 www.amazon.com/author/paulbabicki

Anyone who would like to review the book and have it posted on my blog or website, please contact me paul@netiquetteiq.com.

In addition to this blog, I maintain a radio show on BlogtalkRadio  and an online newsletter via paper.li.I have established Netiquette discussion groups with Linkedin and  Yahoo I am also a member of the International Business Etiquette and Protocol Group and Minding Manners among others. I regularly consult for the Gerson Lehrman Group, a worldwide network of subject matter experts and I have been contributing to the blogs Everything Email and emailmonday . My work has appeared in numerous publications and I have presented to groups such as The Breakfast Club of NJ and  PSG of Mercer County, NJ.


Additionally, I am the president of Tabula Rosa Systems, a “best of breed” reseller of products for communications, email, network management software, security products and professional services.  Also, I am the president of Netiquette IQ. We are currently developing an email IQ rating system, Netiquette IQ, which promotes the fundamentals outlined in my book.
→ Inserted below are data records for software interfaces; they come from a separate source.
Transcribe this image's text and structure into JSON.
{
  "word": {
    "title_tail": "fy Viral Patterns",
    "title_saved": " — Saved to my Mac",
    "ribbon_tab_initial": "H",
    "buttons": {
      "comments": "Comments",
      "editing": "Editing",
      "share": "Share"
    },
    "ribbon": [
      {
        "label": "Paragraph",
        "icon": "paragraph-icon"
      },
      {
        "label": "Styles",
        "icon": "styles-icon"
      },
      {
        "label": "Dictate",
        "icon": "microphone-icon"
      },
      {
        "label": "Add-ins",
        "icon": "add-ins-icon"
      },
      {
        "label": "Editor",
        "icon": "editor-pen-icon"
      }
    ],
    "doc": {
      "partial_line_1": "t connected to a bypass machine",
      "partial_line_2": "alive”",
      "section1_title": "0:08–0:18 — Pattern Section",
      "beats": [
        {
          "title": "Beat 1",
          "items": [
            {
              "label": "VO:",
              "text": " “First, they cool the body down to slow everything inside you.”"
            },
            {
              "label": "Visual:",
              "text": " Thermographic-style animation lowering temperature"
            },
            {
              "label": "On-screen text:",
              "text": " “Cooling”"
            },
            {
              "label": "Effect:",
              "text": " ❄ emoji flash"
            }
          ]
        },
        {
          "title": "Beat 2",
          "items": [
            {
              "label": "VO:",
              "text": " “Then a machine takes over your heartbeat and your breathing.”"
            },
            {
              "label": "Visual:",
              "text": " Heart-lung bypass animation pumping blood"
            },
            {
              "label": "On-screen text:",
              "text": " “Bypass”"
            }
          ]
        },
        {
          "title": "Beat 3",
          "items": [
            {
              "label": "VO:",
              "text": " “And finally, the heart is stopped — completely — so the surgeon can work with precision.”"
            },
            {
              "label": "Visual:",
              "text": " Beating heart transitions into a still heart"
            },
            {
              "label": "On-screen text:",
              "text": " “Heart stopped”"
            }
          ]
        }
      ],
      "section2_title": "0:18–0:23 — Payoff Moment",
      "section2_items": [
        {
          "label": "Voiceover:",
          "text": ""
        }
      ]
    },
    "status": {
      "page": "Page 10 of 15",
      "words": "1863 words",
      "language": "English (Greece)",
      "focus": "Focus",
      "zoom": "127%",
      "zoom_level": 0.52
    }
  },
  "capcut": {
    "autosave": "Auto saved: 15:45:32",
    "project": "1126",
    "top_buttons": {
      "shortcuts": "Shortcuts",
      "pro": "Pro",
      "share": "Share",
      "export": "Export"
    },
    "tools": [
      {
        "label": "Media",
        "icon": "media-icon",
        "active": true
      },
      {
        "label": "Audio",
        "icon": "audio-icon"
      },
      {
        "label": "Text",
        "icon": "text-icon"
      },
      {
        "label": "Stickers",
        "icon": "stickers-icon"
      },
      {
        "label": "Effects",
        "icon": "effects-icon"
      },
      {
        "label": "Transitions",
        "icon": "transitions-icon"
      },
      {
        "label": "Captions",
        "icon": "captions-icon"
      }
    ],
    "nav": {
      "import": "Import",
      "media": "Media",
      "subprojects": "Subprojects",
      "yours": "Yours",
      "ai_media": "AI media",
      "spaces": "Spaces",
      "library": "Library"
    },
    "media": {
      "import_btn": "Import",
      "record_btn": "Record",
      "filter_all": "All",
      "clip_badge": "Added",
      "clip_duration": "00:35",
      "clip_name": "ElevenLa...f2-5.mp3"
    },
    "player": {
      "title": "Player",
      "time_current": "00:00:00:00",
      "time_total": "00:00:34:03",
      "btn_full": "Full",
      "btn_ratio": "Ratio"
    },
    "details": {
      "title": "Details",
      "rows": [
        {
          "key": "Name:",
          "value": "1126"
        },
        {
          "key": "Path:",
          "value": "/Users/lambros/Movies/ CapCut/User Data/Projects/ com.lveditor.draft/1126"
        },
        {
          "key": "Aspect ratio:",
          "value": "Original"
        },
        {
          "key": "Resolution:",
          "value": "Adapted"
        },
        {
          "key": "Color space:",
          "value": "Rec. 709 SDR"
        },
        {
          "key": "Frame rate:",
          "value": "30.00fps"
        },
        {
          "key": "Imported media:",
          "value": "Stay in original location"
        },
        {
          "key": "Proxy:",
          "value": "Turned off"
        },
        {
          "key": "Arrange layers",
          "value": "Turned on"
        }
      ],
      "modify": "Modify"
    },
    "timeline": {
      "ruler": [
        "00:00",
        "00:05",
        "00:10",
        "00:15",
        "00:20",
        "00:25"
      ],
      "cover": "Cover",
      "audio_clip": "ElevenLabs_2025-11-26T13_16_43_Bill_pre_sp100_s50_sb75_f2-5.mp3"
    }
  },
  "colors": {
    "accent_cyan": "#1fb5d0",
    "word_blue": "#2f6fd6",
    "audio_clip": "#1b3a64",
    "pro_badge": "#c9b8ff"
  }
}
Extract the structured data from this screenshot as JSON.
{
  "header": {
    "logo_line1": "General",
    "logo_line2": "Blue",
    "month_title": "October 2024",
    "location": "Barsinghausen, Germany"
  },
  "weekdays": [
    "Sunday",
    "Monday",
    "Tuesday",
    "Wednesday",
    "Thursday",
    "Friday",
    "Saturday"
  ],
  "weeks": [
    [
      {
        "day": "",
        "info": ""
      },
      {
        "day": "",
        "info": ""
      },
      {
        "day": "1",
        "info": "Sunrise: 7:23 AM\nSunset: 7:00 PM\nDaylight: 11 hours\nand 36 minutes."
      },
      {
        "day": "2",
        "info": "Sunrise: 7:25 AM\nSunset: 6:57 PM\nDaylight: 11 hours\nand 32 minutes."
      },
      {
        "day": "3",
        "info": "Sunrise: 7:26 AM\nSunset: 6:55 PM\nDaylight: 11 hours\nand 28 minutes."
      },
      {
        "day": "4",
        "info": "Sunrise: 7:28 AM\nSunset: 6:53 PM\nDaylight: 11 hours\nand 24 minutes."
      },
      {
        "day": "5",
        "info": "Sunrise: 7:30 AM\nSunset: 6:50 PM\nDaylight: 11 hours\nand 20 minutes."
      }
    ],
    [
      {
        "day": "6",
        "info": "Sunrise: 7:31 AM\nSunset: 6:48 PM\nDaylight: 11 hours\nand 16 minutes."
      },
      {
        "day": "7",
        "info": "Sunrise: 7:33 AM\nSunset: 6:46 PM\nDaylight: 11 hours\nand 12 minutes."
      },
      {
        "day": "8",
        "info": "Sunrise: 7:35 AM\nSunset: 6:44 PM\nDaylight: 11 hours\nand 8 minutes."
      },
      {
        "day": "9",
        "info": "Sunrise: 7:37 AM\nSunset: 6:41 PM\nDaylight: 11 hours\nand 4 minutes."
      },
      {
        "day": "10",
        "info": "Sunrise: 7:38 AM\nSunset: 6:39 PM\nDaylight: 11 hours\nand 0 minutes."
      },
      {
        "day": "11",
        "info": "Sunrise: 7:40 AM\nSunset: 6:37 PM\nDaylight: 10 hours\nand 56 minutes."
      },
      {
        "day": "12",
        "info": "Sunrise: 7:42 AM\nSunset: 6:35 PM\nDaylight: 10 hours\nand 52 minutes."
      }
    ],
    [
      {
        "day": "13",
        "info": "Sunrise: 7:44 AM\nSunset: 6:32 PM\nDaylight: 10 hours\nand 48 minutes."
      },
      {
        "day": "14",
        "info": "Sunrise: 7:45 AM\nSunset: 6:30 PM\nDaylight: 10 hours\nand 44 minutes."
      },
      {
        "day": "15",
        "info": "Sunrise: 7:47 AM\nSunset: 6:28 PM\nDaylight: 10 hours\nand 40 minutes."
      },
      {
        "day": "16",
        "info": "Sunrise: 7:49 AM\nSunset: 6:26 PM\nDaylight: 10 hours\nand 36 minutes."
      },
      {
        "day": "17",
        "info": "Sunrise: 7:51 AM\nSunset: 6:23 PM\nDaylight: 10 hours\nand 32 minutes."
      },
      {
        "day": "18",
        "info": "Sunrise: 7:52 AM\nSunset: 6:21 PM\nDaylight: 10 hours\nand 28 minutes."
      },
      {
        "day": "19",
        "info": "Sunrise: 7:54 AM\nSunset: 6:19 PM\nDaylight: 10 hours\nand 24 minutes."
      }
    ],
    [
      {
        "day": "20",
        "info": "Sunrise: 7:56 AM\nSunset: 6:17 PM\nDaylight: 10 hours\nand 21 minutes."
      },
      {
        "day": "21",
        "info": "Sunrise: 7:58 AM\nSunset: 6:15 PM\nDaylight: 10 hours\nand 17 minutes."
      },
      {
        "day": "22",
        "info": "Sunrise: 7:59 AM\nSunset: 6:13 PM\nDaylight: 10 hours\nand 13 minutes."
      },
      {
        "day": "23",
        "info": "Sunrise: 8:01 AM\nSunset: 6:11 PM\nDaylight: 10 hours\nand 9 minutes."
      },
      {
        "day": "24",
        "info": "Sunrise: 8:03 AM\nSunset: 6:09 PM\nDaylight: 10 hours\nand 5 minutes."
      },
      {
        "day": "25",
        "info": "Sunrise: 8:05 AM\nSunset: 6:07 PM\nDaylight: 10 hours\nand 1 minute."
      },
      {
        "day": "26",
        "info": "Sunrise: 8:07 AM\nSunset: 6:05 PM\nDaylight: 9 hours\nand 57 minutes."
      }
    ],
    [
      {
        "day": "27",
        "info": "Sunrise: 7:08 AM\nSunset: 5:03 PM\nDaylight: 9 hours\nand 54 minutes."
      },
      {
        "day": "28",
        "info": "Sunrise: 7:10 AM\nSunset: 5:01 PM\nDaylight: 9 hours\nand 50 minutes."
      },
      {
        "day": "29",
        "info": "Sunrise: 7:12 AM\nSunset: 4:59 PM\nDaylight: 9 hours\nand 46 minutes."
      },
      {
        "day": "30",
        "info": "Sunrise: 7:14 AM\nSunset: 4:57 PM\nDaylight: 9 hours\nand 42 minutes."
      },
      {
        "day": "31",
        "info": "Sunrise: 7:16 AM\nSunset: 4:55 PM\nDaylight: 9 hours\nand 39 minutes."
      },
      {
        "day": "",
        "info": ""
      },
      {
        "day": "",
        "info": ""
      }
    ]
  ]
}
Over the past twenty-five years, I have enjoyed a dynamic and successful career and have attained an extensive background in IT and electronic communications by selling and marketing within the information technology market.